• _What the task asks_: Pull every line containing "Flow" from the entries.

--- Material provided Enclosed Below ---

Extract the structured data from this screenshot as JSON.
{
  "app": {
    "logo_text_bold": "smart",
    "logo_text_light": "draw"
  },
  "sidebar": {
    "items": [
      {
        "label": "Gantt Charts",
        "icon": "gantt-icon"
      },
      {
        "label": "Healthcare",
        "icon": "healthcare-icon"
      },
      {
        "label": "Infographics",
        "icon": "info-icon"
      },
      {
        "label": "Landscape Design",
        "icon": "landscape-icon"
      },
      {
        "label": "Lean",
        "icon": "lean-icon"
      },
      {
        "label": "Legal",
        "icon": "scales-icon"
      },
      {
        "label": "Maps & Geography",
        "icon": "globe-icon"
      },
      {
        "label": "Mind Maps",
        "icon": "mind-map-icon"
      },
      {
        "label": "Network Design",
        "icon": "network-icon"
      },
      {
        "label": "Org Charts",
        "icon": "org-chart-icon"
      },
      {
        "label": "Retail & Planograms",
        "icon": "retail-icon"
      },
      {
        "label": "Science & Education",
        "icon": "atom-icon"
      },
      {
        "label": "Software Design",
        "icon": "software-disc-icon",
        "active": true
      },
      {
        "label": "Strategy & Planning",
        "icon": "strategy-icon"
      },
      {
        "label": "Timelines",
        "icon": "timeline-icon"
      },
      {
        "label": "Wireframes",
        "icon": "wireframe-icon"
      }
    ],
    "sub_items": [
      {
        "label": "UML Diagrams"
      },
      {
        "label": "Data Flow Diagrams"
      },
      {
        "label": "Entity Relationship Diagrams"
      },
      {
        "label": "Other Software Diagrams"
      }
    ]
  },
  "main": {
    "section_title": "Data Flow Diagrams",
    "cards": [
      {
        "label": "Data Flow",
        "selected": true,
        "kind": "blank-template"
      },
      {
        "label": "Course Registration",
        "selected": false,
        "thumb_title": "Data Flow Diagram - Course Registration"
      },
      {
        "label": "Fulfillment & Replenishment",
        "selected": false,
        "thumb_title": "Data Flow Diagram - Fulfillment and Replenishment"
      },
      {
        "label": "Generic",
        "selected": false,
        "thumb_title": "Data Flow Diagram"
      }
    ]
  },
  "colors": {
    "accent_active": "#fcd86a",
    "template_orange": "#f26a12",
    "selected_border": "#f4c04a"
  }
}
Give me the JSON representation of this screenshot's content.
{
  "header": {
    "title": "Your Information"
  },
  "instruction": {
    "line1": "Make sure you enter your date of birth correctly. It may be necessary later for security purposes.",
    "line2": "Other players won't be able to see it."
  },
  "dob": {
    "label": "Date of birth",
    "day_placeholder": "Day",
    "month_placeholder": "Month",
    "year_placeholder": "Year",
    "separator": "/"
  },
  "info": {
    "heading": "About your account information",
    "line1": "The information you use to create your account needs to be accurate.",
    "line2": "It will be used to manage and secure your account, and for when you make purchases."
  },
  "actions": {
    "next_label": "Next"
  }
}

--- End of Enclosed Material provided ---
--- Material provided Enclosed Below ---

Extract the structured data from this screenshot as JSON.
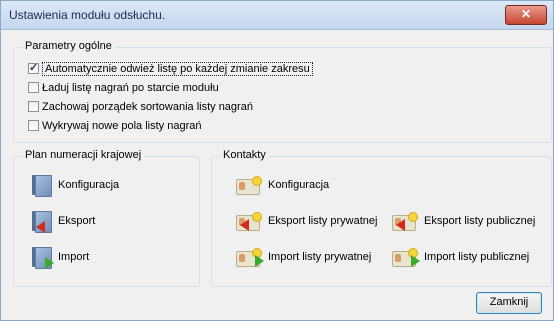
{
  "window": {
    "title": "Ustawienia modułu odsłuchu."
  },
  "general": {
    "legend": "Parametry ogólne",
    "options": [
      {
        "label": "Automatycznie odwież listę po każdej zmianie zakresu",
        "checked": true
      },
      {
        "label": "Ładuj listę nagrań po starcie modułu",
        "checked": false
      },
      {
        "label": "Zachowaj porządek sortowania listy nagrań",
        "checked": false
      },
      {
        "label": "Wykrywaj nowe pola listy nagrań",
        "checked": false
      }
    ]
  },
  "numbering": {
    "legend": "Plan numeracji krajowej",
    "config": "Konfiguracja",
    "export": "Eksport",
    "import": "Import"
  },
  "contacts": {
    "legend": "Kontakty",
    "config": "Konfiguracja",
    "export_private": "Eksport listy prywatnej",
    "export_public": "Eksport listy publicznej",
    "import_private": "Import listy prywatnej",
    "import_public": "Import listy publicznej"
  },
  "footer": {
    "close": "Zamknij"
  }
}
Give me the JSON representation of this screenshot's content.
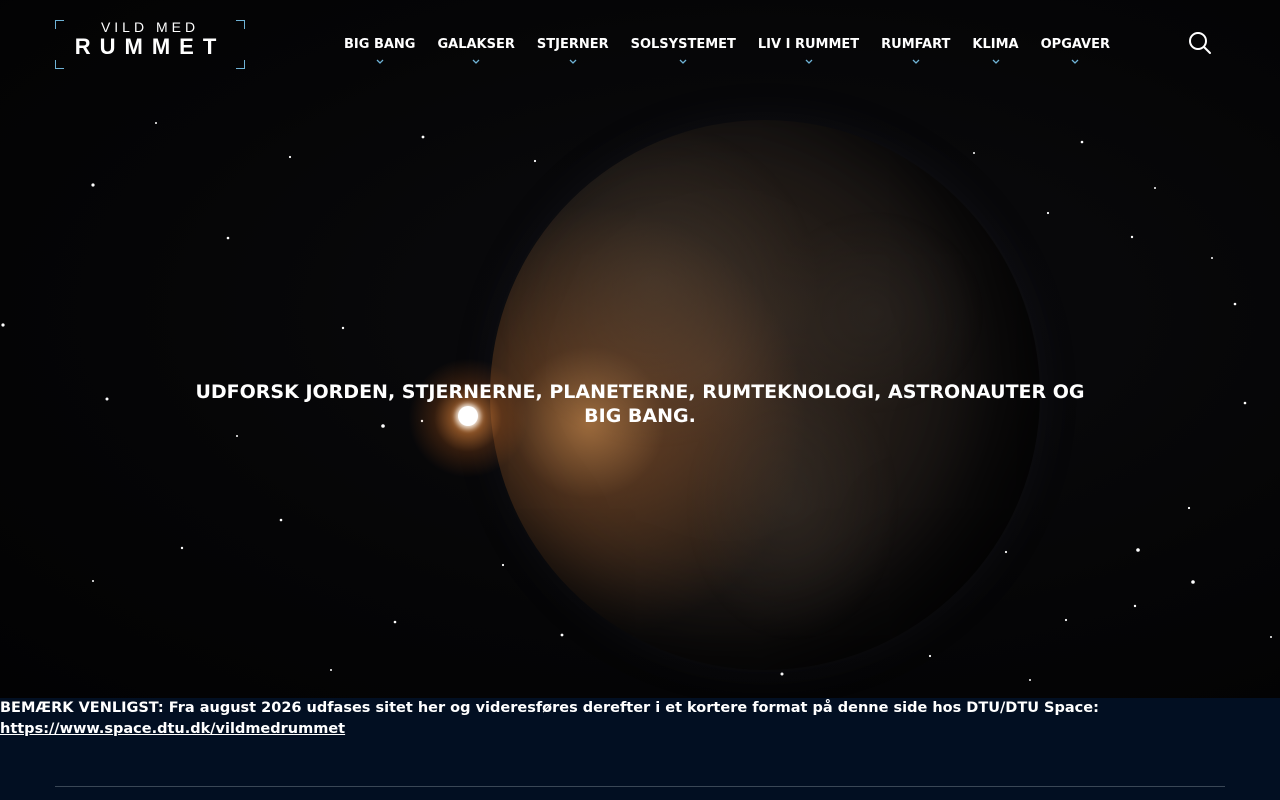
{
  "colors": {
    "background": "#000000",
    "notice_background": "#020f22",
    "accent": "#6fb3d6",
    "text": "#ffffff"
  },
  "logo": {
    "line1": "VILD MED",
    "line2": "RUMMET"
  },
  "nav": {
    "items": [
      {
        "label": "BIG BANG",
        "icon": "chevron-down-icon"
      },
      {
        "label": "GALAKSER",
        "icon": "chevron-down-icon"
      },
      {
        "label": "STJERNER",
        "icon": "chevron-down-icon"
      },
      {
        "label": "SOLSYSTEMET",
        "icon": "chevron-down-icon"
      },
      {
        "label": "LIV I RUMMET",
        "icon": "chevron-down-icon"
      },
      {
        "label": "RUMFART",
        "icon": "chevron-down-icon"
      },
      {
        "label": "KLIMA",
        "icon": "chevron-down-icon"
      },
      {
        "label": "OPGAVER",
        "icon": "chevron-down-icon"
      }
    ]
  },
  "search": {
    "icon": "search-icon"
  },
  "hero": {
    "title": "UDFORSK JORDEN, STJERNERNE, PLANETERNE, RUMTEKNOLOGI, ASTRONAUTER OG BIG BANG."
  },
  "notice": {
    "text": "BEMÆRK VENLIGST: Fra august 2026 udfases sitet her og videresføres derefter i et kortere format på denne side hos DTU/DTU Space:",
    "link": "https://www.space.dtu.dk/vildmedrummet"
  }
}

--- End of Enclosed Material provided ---

• _Exercise response_:
        "label": "Data Flow Diagrams"
    "section_title": "Data Flow Diagrams",
        "label": "Data Flow",
        "thumb_title": "Data Flow Diagram - Course Registration"
        "thumb_title": "Data Flow Diagram - Fulfillment and Replenishment"
        "thumb_title": "Data Flow Diagram"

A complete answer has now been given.